* _What this task involves_: Pictures aside, output each record exactly.

* _Dataset records_:
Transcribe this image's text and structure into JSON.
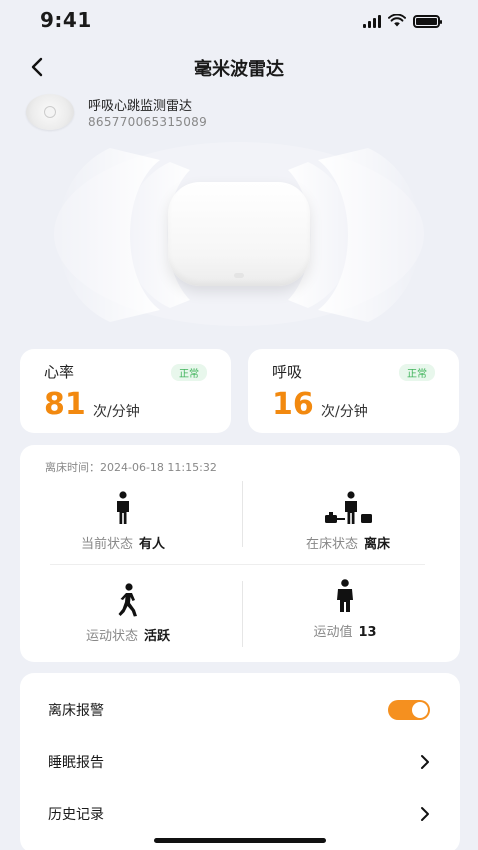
{
  "status_bar": {
    "time": "9:41",
    "icons": [
      "signal-icon",
      "wifi-icon",
      "battery-icon"
    ]
  },
  "nav": {
    "title": "毫米波雷达",
    "back_icon": "chevron-left-icon"
  },
  "device": {
    "name": "呼吸心跳监测雷达",
    "id": "865770065315089"
  },
  "vitals": [
    {
      "label": "心率",
      "badge": "正常",
      "value": "81",
      "unit": "次/分钟"
    },
    {
      "label": "呼吸",
      "badge": "正常",
      "value": "16",
      "unit": "次/分钟"
    }
  ],
  "status": {
    "leave_time": "离床时间：2024-06-18  11:15:32",
    "current_state": {
      "label": "当前状态",
      "value": "有人",
      "icon": "person-standing-icon"
    },
    "bed_state": {
      "label": "在床状态",
      "value": "离床",
      "icon": "person-luggage-icon"
    },
    "motion_state": {
      "label": "运动状态",
      "value": "活跃",
      "icon": "person-walking-icon"
    },
    "motion_value": {
      "label": "运动值",
      "value": "13",
      "icon": "person-icon"
    }
  },
  "settings": [
    {
      "label": "离床报警",
      "type": "toggle",
      "enabled": true
    },
    {
      "label": "睡眠报告",
      "type": "link"
    },
    {
      "label": "历史记录",
      "type": "link"
    }
  ],
  "colors": {
    "accent": "#f5901f",
    "value_orange": "#f2890f",
    "badge_green": "#3fb35a",
    "background": "#eef0f6"
  }
}
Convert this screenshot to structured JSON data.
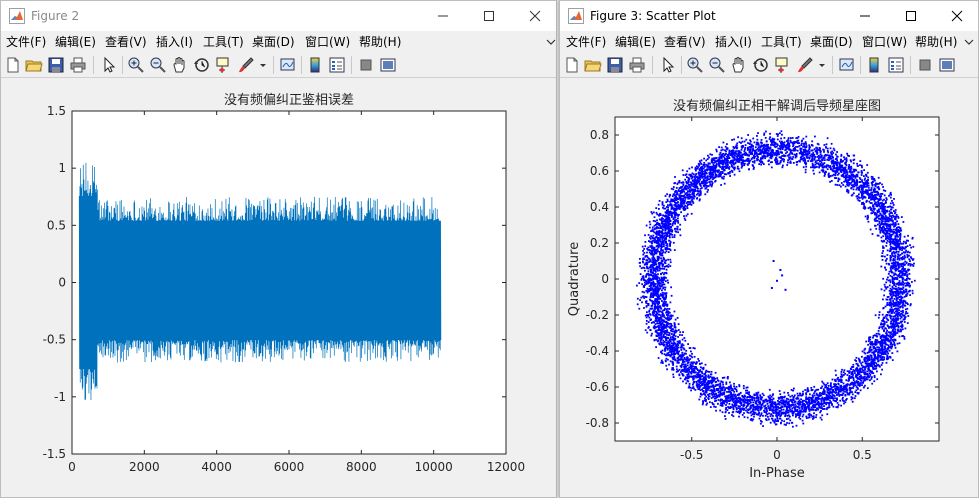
{
  "figure2": {
    "title": "Figure 2",
    "menu": [
      "文件(F)",
      "编辑(E)",
      "查看(V)",
      "插入(I)",
      "工具(T)",
      "桌面(D)",
      "窗口(W)",
      "帮助(H)"
    ],
    "chart_data": {
      "type": "line",
      "title": "没有频偏纠正鉴相误差",
      "xlim": [
        0,
        12000
      ],
      "ylim": [
        -1.5,
        1.5
      ],
      "xticks": [
        "0",
        "2000",
        "4000",
        "6000",
        "8000",
        "10000",
        "12000"
      ],
      "yticks": [
        "-1.5",
        "-1",
        "-0.5",
        "0",
        "0.5",
        "1",
        "1.5"
      ],
      "color": "#0072bd",
      "series": [
        {
          "x_range": [
            200,
            700
          ],
          "envelope": [
            -1.05,
            1.05
          ]
        },
        {
          "x_range": [
            700,
            10200
          ],
          "envelope": [
            -0.7,
            0.75
          ]
        }
      ]
    }
  },
  "figure3": {
    "title": "Figure 3: Scatter Plot",
    "menu": [
      "文件(F)",
      "编辑(E)",
      "查看(V)",
      "插入(I)",
      "工具(T)",
      "桌面(D)",
      "窗口(W)",
      "帮助(H)"
    ],
    "chart_data": {
      "type": "scatter",
      "title": "没有频偏纠正相干解调后导频星座图",
      "xlabel": "In-Phase",
      "ylabel": "Quadrature",
      "xlim": [
        -0.95,
        0.95
      ],
      "ylim": [
        -0.9,
        0.9
      ],
      "xticks": [
        "-0.5",
        "0",
        "0.5"
      ],
      "yticks": [
        "-0.8",
        "-0.6",
        "-0.4",
        "-0.2",
        "0",
        "0.2",
        "0.4",
        "0.6",
        "0.8"
      ],
      "color": "#0000ff",
      "ring_radius_range": [
        0.6,
        0.84
      ],
      "center_points": [
        [
          -0.02,
          0.1
        ],
        [
          0.02,
          0.05
        ],
        [
          0.03,
          0.02
        ],
        [
          0.0,
          -0.01
        ],
        [
          -0.03,
          -0.05
        ],
        [
          0.05,
          -0.06
        ]
      ]
    }
  }
}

* _Answer for this exercise_:
Transcribe this image's text and structure into JSON.
{
  "status_bar": {
    "time": "9:41",
    "icons": [
      "signal-icon",
      "wifi-icon",
      "battery-icon"
    ]
  },
  "nav": {
    "title": "毫米波雷达",
    "back_icon": "chevron-left-icon"
  },
  "device": {
    "name": "呼吸心跳监测雷达",
    "id": "865770065315089"
  },
  "vitals": [
    {
      "label": "心率",
      "badge": "正常",
      "value": "81",
      "unit": "次/分钟"
    },
    {
      "label": "呼吸",
      "badge": "正常",
      "value": "16",
      "unit": "次/分钟"
    }
  ],
  "status": {
    "leave_time": "离床时间：2024-06-18  11:15:32",
    "current_state": {
      "label": "当前状态",
      "value": "有人",
      "icon": "person-standing-icon"
    },
    "bed_state": {
      "label": "在床状态",
      "value": "离床",
      "icon": "person-luggage-icon"
    },
    "motion_state": {
      "label": "运动状态",
      "value": "活跃",
      "icon": "person-walking-icon"
    },
    "motion_value": {
      "label": "运动值",
      "value": "13",
      "icon": "person-icon"
    }
  },
  "settings": [
    {
      "label": "离床报警",
      "type": "toggle",
      "enabled": true
    },
    {
      "label": "睡眠报告",
      "type": "link"
    },
    {
      "label": "历史记录",
      "type": "link"
    }
  ],
  "colors": {
    "accent": "#f5901f",
    "value_orange": "#f2890f",
    "badge_green": "#3fb35a",
    "background": "#eef0f6"
  }
}
Convert this screenshot to structured JSON data.
{
  "figure2": {
    "title": "Figure 2",
    "menu": [
      "文件(F)",
      "编辑(E)",
      "查看(V)",
      "插入(I)",
      "工具(T)",
      "桌面(D)",
      "窗口(W)",
      "帮助(H)"
    ],
    "chart_data": {
      "type": "line",
      "title": "没有频偏纠正鉴相误差",
      "xlim": [
        0,
        12000
      ],
      "ylim": [
        -1.5,
        1.5
      ],
      "xticks": [
        "0",
        "2000",
        "4000",
        "6000",
        "8000",
        "10000",
        "12000"
      ],
      "yticks": [
        "-1.5",
        "-1",
        "-0.5",
        "0",
        "0.5",
        "1",
        "1.5"
      ],
      "color": "#0072bd",
      "series": [
        {
          "x_range": [
            200,
            700
          ],
          "envelope": [
            -1.05,
            1.05
          ]
        },
        {
          "x_range": [
            700,
            10200
          ],
          "envelope": [
            -0.7,
            0.75
          ]
        }
      ]
    }
  },
  "figure3": {
    "title": "Figure 3: Scatter Plot",
    "menu": [
      "文件(F)",
      "编辑(E)",
      "查看(V)",
      "插入(I)",
      "工具(T)",
      "桌面(D)",
      "窗口(W)",
      "帮助(H)"
    ],
    "chart_data": {
      "type": "scatter",
      "title": "没有频偏纠正相干解调后导频星座图",
      "xlabel": "In-Phase",
      "ylabel": "Quadrature",
      "xlim": [
        -0.95,
        0.95
      ],
      "ylim": [
        -0.9,
        0.9
      ],
      "xticks": [
        "-0.5",
        "0",
        "0.5"
      ],
      "yticks": [
        "-0.8",
        "-0.6",
        "-0.4",
        "-0.2",
        "0",
        "0.2",
        "0.4",
        "0.6",
        "0.8"
      ],
      "color": "#0000ff",
      "ring_radius_range": [
        0.6,
        0.84
      ],
      "center_points": [
        [
          -0.02,
          0.1
        ],
        [
          0.02,
          0.05
        ],
        [
          0.03,
          0.02
        ],
        [
          0.0,
          -0.01
        ],
        [
          -0.03,
          -0.05
        ],
        [
          0.05,
          -0.06
        ]
      ]
    }
  }
}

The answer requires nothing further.